I’ve been retired for three years. When I was first retired, I somehow felt I was doing something wrong. After nearly 38 years, I was no longer going to work each morning to the employer I worked at all of those years. My wife Tammy and I had agreed that we would take it easy, and not make any big commitments for a while. So, I spoke at a local church conference, and did a few teaching assignments at church, but didn’t commit to any more than that. What we were doing, though we didn’t know it at the time, was what Jeff Haanen writes about when he states that “the early years of retirement provide the perfect time to take a much-needed sabbatical”, in his excellent book An Uncommon Guide to Retirement: Finding God’s Purpose for the Next Season of Life.
Tammy was worried about how I would adapt to retirement. She knew that I had loved being a leader in a Fortune 50 organization, working with some wonderful people over the years. Would I be left without my identity as a leader? Fortunately, I made a very good transition into retirement, with a new found love of writing and additional time to pour into relationships. But that’s not the case with everyone. Many people, after enjoying the first months of retirement, and perhaps a few trips, find themselves feeling lost in this new season of life. After looking forward to no longer having to work, having more time to travel and play golf, they find themselves singing the old Peggy Lee song, wondering “Is that all there is?” That’s why I highly recommend that you go into retirement with your eyes wide open. You need to prepare yourself for what God has next for you.
Keep your eyes wide open in these three key areas:
- Identity. No matter how much we love what we do in our vocations, they are not our identity. Our identity comes in being loved as a child of God. No job can give us our true identity. Many people struggle in retirement without the drive for success and affirmation that doing a good job can provide. I enjoyed my vocation as a leader in a major organization, but that season is past. I didn’t get my value, significance or worth from my job. A job, money, homes, cars, boats, etc. can never truly satisfy. I love the Keith and Kristyn Getty song “My Worth is Not in What I Own”, and these lines are appropriate here:
My worth is not in skill or name
In win or lose, in pride or shame
But in the blood of Christ that flowed
At the cross
- Finances. In a perfect world, you would have been putting money in your 401K for years, and maximizing your annual contributions when possible. You would have also occasionally been meeting with a financial advisor to determine how much money you would need for retirement, and if you were saving appropriately to achieve that amount. We tried to do just that, and attending Dave Ramsey’s Financial Peace University class helped me to get on board with Tammy to reduce debt and build wealth. There are many financial questions related to retirement, including when should you begin taking social security. Don’t underestimate the financial impact of retirement.
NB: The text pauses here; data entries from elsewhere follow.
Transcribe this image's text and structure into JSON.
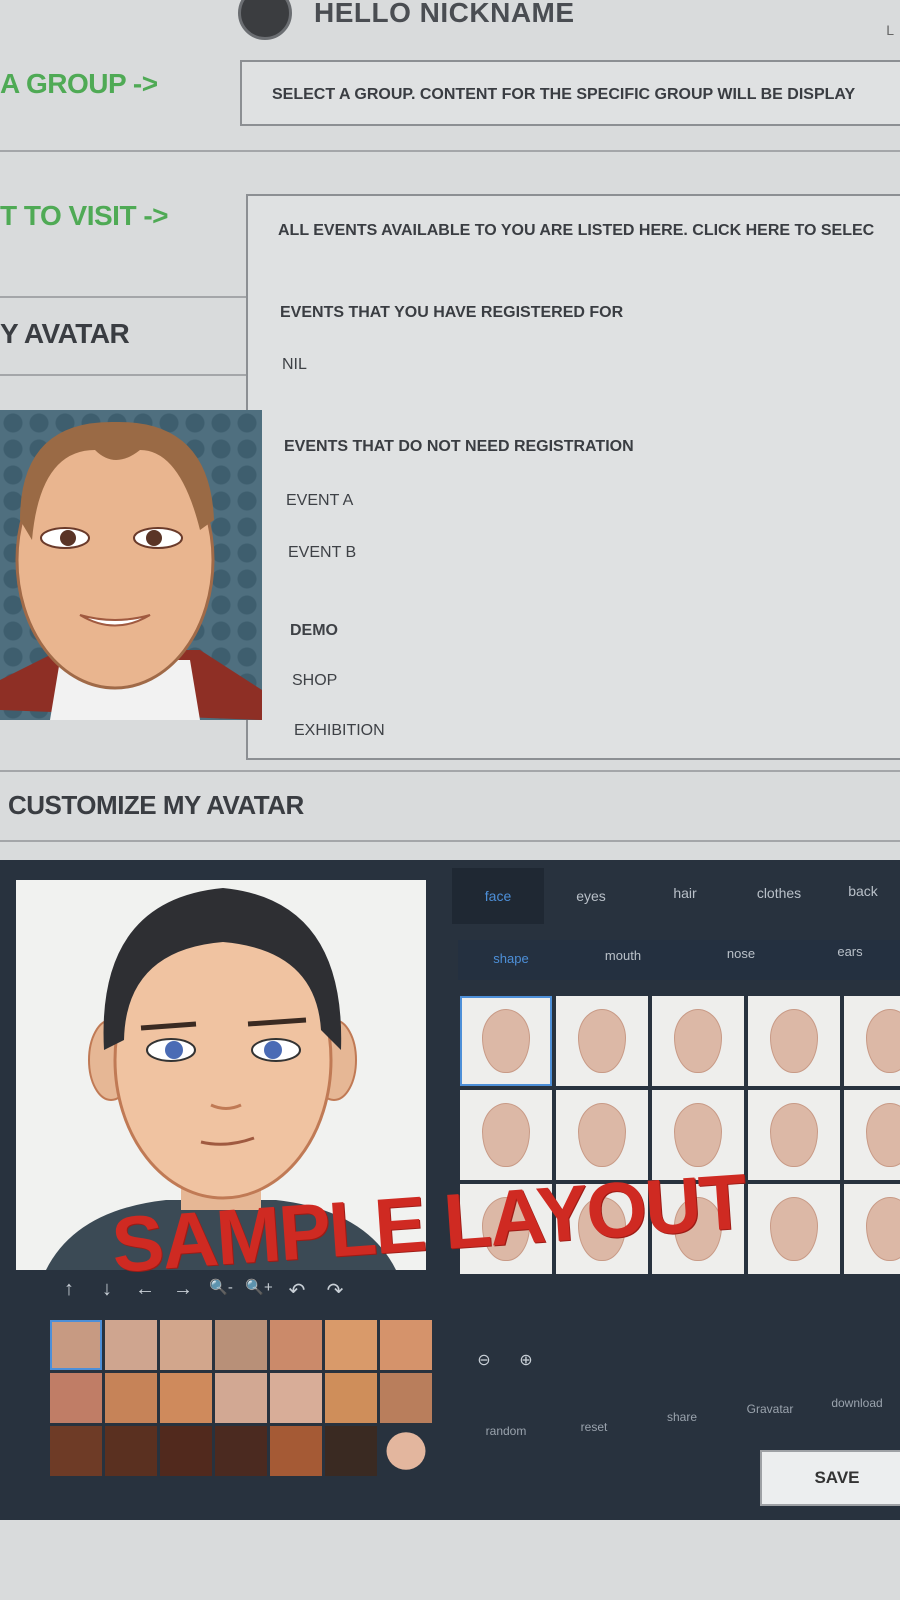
{
  "header": {
    "greeting": "HELLO NICKNAME",
    "corner": "L"
  },
  "group": {
    "label": "A GROUP ->",
    "prompt": "SELECT A GROUP. CONTENT FOR THE SPECIFIC GROUP WILL BE DISPLAY"
  },
  "events": {
    "label": "T TO VISIT ->",
    "intro": "ALL EVENTS AVAILABLE TO YOU ARE LISTED HERE. CLICK HERE TO SELEC",
    "registered_heading": "EVENTS THAT YOU HAVE REGISTERED FOR",
    "registered_value": "NIL",
    "no_registration_heading": "EVENTS THAT DO NOT NEED REGISTRATION",
    "items": [
      "EVENT A",
      "EVENT B"
    ],
    "demo_heading": "DEMO",
    "demo_items": [
      "SHOP",
      "EXHIBITION"
    ]
  },
  "avatar": {
    "heading": "Y AVATAR"
  },
  "customize": {
    "heading": "CUSTOMIZE MY AVATAR",
    "tabs": [
      "face",
      "eyes",
      "hair",
      "clothes",
      "back"
    ],
    "active_tab": "face",
    "subtabs": [
      "shape",
      "mouth",
      "nose",
      "ears"
    ],
    "active_subtab": "shape",
    "controls": [
      "↑",
      "↓",
      "←",
      "→",
      "🔍-",
      "🔍+",
      "↶",
      "↷"
    ],
    "zoom_controls": [
      "zoom-out",
      "zoom-in"
    ],
    "actions": [
      "random",
      "reset",
      "share",
      "Gravatar",
      "download"
    ],
    "save_label": "SAVE",
    "watermark": "SAMPLE LAYOUT",
    "swatch_colors": [
      "#c79a82",
      "#cfa58f",
      "#d2a68c",
      "#b89078",
      "#cb8a6a",
      "#d99a6a",
      "#d5936b",
      "#c07d66",
      "#c68358",
      "#cf8a5c",
      "#d2a893",
      "#d8ad98",
      "#cf8e5a",
      "#b97e5c",
      "#6e3b26",
      "#5a3020",
      "#51291d",
      "#4b2a20",
      "#a55a35",
      "#3a2a22",
      "#e3b69e"
    ]
  }
}
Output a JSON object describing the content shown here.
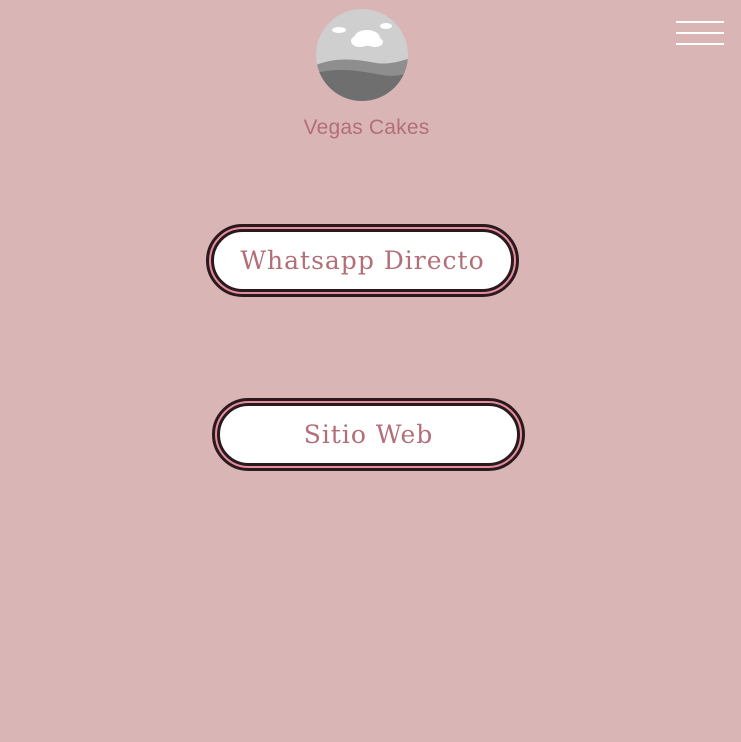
{
  "profile": {
    "name": "Vegas Cakes",
    "avatar_icon": "landscape-placeholder-icon"
  },
  "menu": {
    "icon": "hamburger-menu-icon"
  },
  "links": [
    {
      "label": "Whatsapp Directo"
    },
    {
      "label": "Sitio Web"
    }
  ],
  "colors": {
    "background": "#d9b5b5",
    "accent_text": "#b36f77",
    "button_fill": "#ffffff",
    "button_border": "#2a1a1d",
    "button_ring": "#e48ea0"
  }
}
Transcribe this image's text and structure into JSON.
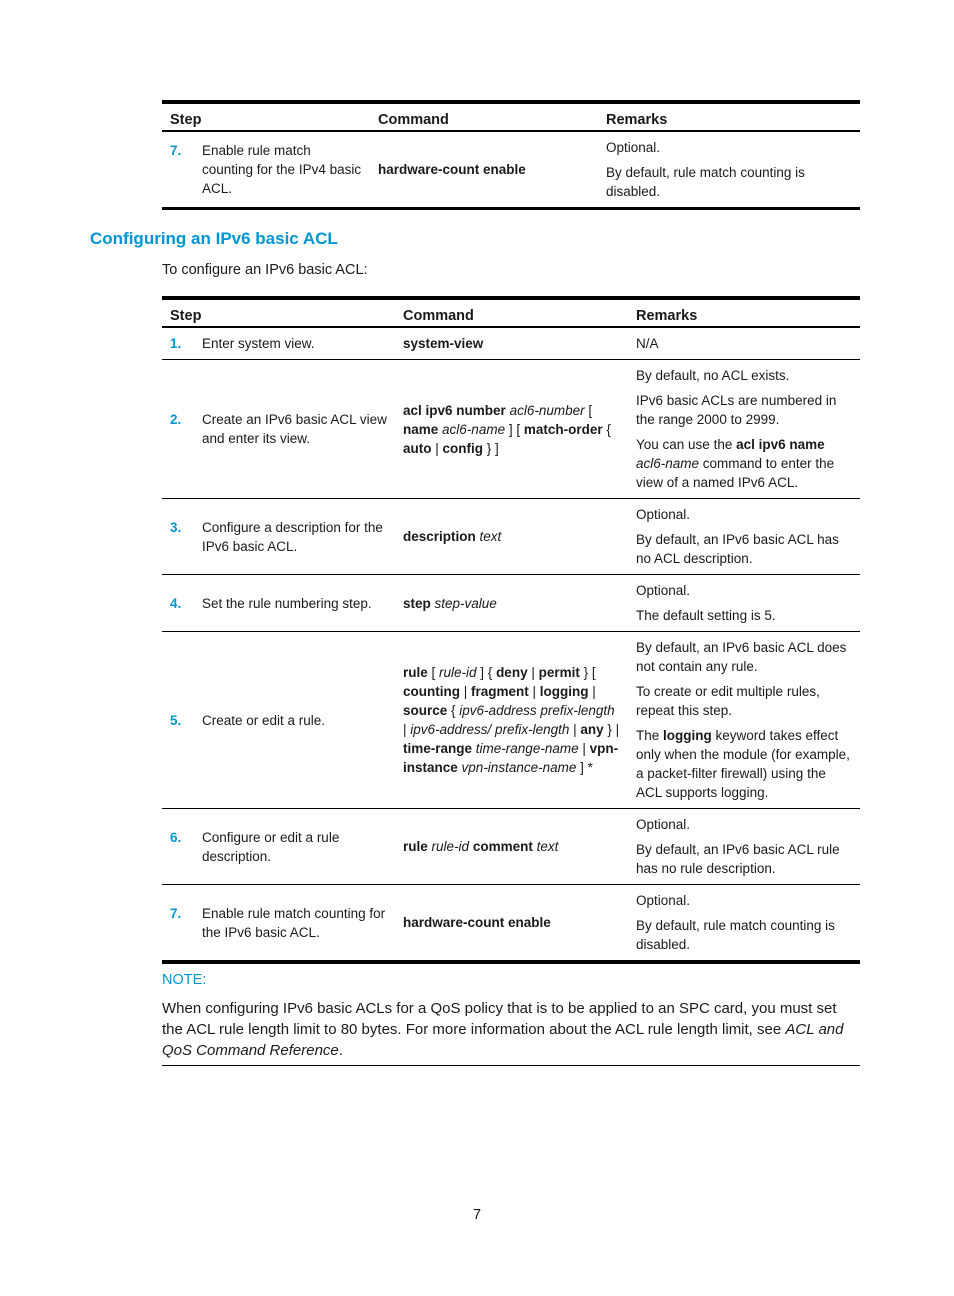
{
  "table1": {
    "headers": [
      "Step",
      "Command",
      "Remarks"
    ],
    "rows": [
      {
        "num": "7.",
        "step": "Enable rule match counting for the IPv4 basic ACL.",
        "command_html_parts": [
          {
            "t": "hardware-count enable",
            "s": "b"
          }
        ],
        "remarks": [
          "Optional.",
          "By default, rule match counting is disabled."
        ]
      }
    ]
  },
  "section": {
    "title": "Configuring an IPv6 basic ACL",
    "intro": "To configure an IPv6 basic ACL:"
  },
  "table2": {
    "headers": [
      "Step",
      "Command",
      "Remarks"
    ],
    "rows": [
      {
        "num": "1.",
        "step": "Enter system view.",
        "command": [
          {
            "t": "system-view",
            "s": "b"
          }
        ],
        "remarks": [
          [
            {
              "t": "N/A"
            }
          ]
        ]
      },
      {
        "num": "2.",
        "step": "Create an IPv6 basic ACL view and enter its view.",
        "command": [
          {
            "t": "acl ipv6 number",
            "s": "b"
          },
          {
            "t": " "
          },
          {
            "t": "acl6-number",
            "s": "i"
          },
          {
            "t": " [ "
          },
          {
            "t": "name",
            "s": "b"
          },
          {
            "t": " "
          },
          {
            "t": "acl6-name",
            "s": "i"
          },
          {
            "t": " ] [ "
          },
          {
            "t": "match-order",
            "s": "b"
          },
          {
            "t": " { "
          },
          {
            "t": "auto",
            "s": "b"
          },
          {
            "t": " | "
          },
          {
            "t": "config",
            "s": "b"
          },
          {
            "t": " } ]"
          }
        ],
        "remarks": [
          [
            {
              "t": "By default, no ACL exists."
            }
          ],
          [
            {
              "t": "IPv6 basic ACLs are numbered in the range 2000 to 2999."
            }
          ],
          [
            {
              "t": "You can use the "
            },
            {
              "t": "acl ipv6 name",
              "s": "b"
            },
            {
              "t": " "
            },
            {
              "t": "acl6-name",
              "s": "i"
            },
            {
              "t": " command to enter the view of a named IPv6 ACL."
            }
          ]
        ]
      },
      {
        "num": "3.",
        "step": "Configure a description for the IPv6 basic ACL.",
        "command": [
          {
            "t": "description",
            "s": "b"
          },
          {
            "t": " "
          },
          {
            "t": "text",
            "s": "i"
          }
        ],
        "remarks": [
          [
            {
              "t": "Optional."
            }
          ],
          [
            {
              "t": "By default, an IPv6 basic ACL has no ACL description."
            }
          ]
        ]
      },
      {
        "num": "4.",
        "step": "Set the rule numbering step.",
        "command": [
          {
            "t": "step",
            "s": "b"
          },
          {
            "t": " "
          },
          {
            "t": "step-value",
            "s": "i"
          }
        ],
        "remarks": [
          [
            {
              "t": "Optional."
            }
          ],
          [
            {
              "t": "The default setting is 5."
            }
          ]
        ]
      },
      {
        "num": "5.",
        "step": "Create or edit a rule.",
        "command": [
          {
            "t": "rule",
            "s": "b"
          },
          {
            "t": " [ "
          },
          {
            "t": "rule-id",
            "s": "i"
          },
          {
            "t": " ] { "
          },
          {
            "t": "deny",
            "s": "b"
          },
          {
            "t": " | "
          },
          {
            "t": "permit",
            "s": "b"
          },
          {
            "t": " } [ "
          },
          {
            "t": "counting",
            "s": "b"
          },
          {
            "t": " | "
          },
          {
            "t": "fragment",
            "s": "b"
          },
          {
            "t": " | "
          },
          {
            "t": "logging",
            "s": "b"
          },
          {
            "t": " | "
          },
          {
            "t": "source",
            "s": "b"
          },
          {
            "t": " { "
          },
          {
            "t": "ipv6-address prefix-length",
            "s": "i"
          },
          {
            "t": " | "
          },
          {
            "t": "ipv6-address/ prefix-length",
            "s": "i"
          },
          {
            "t": " | "
          },
          {
            "t": "any",
            "s": "b"
          },
          {
            "t": " } | "
          },
          {
            "t": "time-range",
            "s": "b"
          },
          {
            "t": " "
          },
          {
            "t": "time-range-name",
            "s": "i"
          },
          {
            "t": " | "
          },
          {
            "t": "vpn-instance",
            "s": "b"
          },
          {
            "t": " "
          },
          {
            "t": "vpn-instance-name",
            "s": "i"
          },
          {
            "t": " ] *"
          }
        ],
        "remarks": [
          [
            {
              "t": "By default, an IPv6 basic ACL does not contain any rule."
            }
          ],
          [
            {
              "t": "To create or edit multiple rules, repeat this step."
            }
          ],
          [
            {
              "t": "The "
            },
            {
              "t": "logging",
              "s": "b"
            },
            {
              "t": " keyword takes effect only when the module (for example, a packet-filter firewall) using the ACL supports logging."
            }
          ]
        ]
      },
      {
        "num": "6.",
        "step": "Configure or edit a rule description.",
        "command": [
          {
            "t": "rule",
            "s": "b"
          },
          {
            "t": " "
          },
          {
            "t": "rule-id",
            "s": "i"
          },
          {
            "t": " "
          },
          {
            "t": "comment",
            "s": "b"
          },
          {
            "t": " "
          },
          {
            "t": "text",
            "s": "i"
          }
        ],
        "remarks": [
          [
            {
              "t": "Optional."
            }
          ],
          [
            {
              "t": "By default, an IPv6 basic ACL rule has no rule description."
            }
          ]
        ]
      },
      {
        "num": "7.",
        "step": "Enable rule match counting for the IPv6 basic ACL.",
        "command": [
          {
            "t": "hardware-count enable",
            "s": "b"
          }
        ],
        "remarks": [
          [
            {
              "t": "Optional."
            }
          ],
          [
            {
              "t": "By default, rule match counting is disabled."
            }
          ]
        ]
      }
    ]
  },
  "note": {
    "label": "NOTE:",
    "body": [
      {
        "t": "When configuring IPv6 basic ACLs for a QoS policy that is to be applied to an SPC card, you must set the ACL rule length limit to 80 bytes. For more information about the ACL rule length limit, see "
      },
      {
        "t": "ACL and QoS Command Reference",
        "s": "i"
      },
      {
        "t": "."
      }
    ]
  },
  "page_number": "7",
  "colors": {
    "accent": "#0096d6",
    "text": "#1a1a1a",
    "rule": "#000000"
  }
}
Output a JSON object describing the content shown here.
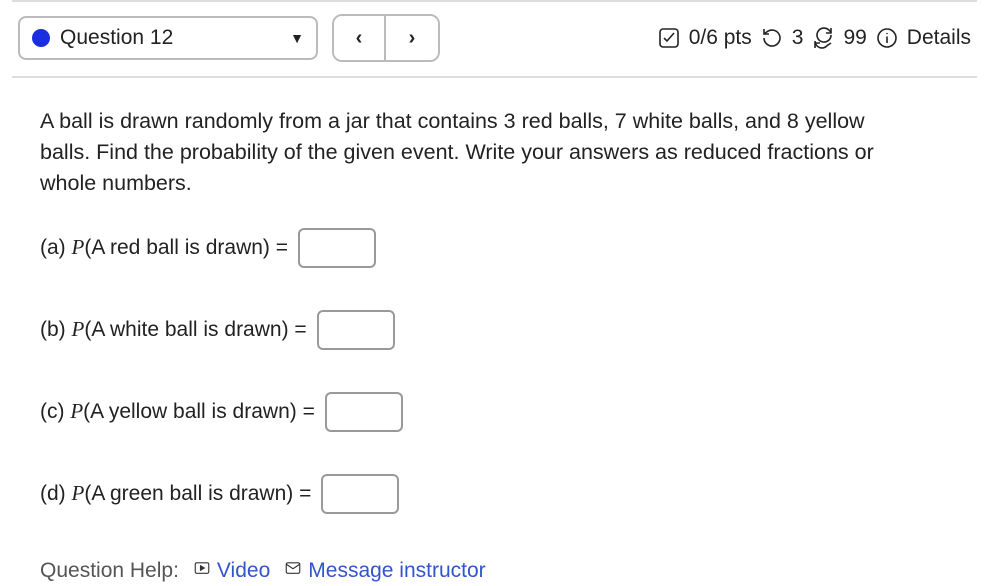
{
  "header": {
    "question_label": "Question 12",
    "prev": "‹",
    "next": "›",
    "score": "0/6 pts",
    "attempts_used": "3",
    "attempts_total": "99",
    "details": "Details"
  },
  "prompt": "A ball is drawn randomly from a jar that contains 3 red balls, 7 white balls, and 8 yellow balls. Find the probability of the given event. Write your answers as reduced fractions or whole numbers.",
  "parts": [
    {
      "prefix": "(a) ",
      "p": "P",
      "mid": "(A red ball is drawn) ="
    },
    {
      "prefix": "(b) ",
      "p": "P",
      "mid": "(A white ball is drawn) ="
    },
    {
      "prefix": "(c) ",
      "p": "P",
      "mid": "(A yellow ball is drawn) ="
    },
    {
      "prefix": "(d) ",
      "p": "P",
      "mid": "(A green ball is drawn) ="
    }
  ],
  "help": {
    "label": "Question Help:",
    "video": "Video",
    "message": "Message instructor"
  }
}
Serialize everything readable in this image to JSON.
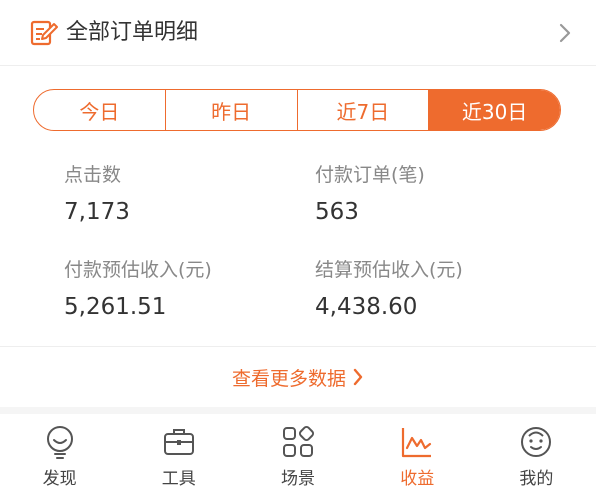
{
  "header": {
    "title": "全部订单明细",
    "icon": "edit-document-icon"
  },
  "tabs": [
    {
      "label": "今日",
      "active": false
    },
    {
      "label": "昨日",
      "active": false
    },
    {
      "label": "近7日",
      "active": false
    },
    {
      "label": "近30日",
      "active": true
    }
  ],
  "stats": {
    "clicks": {
      "label": "点击数",
      "value": "7,173"
    },
    "paid_orders": {
      "label": "付款订单(笔)",
      "value": "563"
    },
    "est_paid_income": {
      "label": "付款预估收入(元)",
      "value": "5,261.51"
    },
    "est_settled_income": {
      "label": "结算预估收入(元)",
      "value": "4,438.60"
    }
  },
  "more_link": {
    "label": "查看更多数据"
  },
  "nav": [
    {
      "label": "发现",
      "icon": "bulb-icon",
      "active": false
    },
    {
      "label": "工具",
      "icon": "toolbox-icon",
      "active": false
    },
    {
      "label": "场景",
      "icon": "grid-icon",
      "active": false
    },
    {
      "label": "收益",
      "icon": "chart-icon",
      "active": true
    },
    {
      "label": "我的",
      "icon": "smiley-face-icon",
      "active": false
    }
  ],
  "colors": {
    "accent": "#ee6b2e",
    "text": "#333333",
    "muted": "#888888"
  }
}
Prepare ahead of time and go into retirement with your eyes wide open about your finances. In some cases, you may need to continue working on a full or part-time basis.
- Work in Retirement. Haanen writes “Though work changes over a lifetime, there’s nothing to suggest that work should completely cease at 62, 65, or 70.”. Many people will take a part-time job or start a second career after retirement, based on their interests, health, and financial needs. You may know when you retire that you are going to pick up a part-time job after a while. That was the case with a former team member who retired about a year before I did. She knew that after taking some time off (a sabbatical), she was going to work part-time for a local insurance agent. If that is the case with you, Haanen recommends that you put your plan for work after retirement into writing.
Retirement is a new season of life for you, uncharted territory. Some adapt better than others. Some thrive, while others may find despair. So, go into retirement with your eyes wide open about your identity, finances and work.
P.S. I wanted to share a final word about relationships in retirement. Retirement is a wonderful time to further invest in family and friends. I’ve had many wonderful meals with friends, deepening relationships that time didn’t allow for when I was working. Tammy and I have also had more time to spend with family members as well. Deeper relationships are one of the true joys of retirement.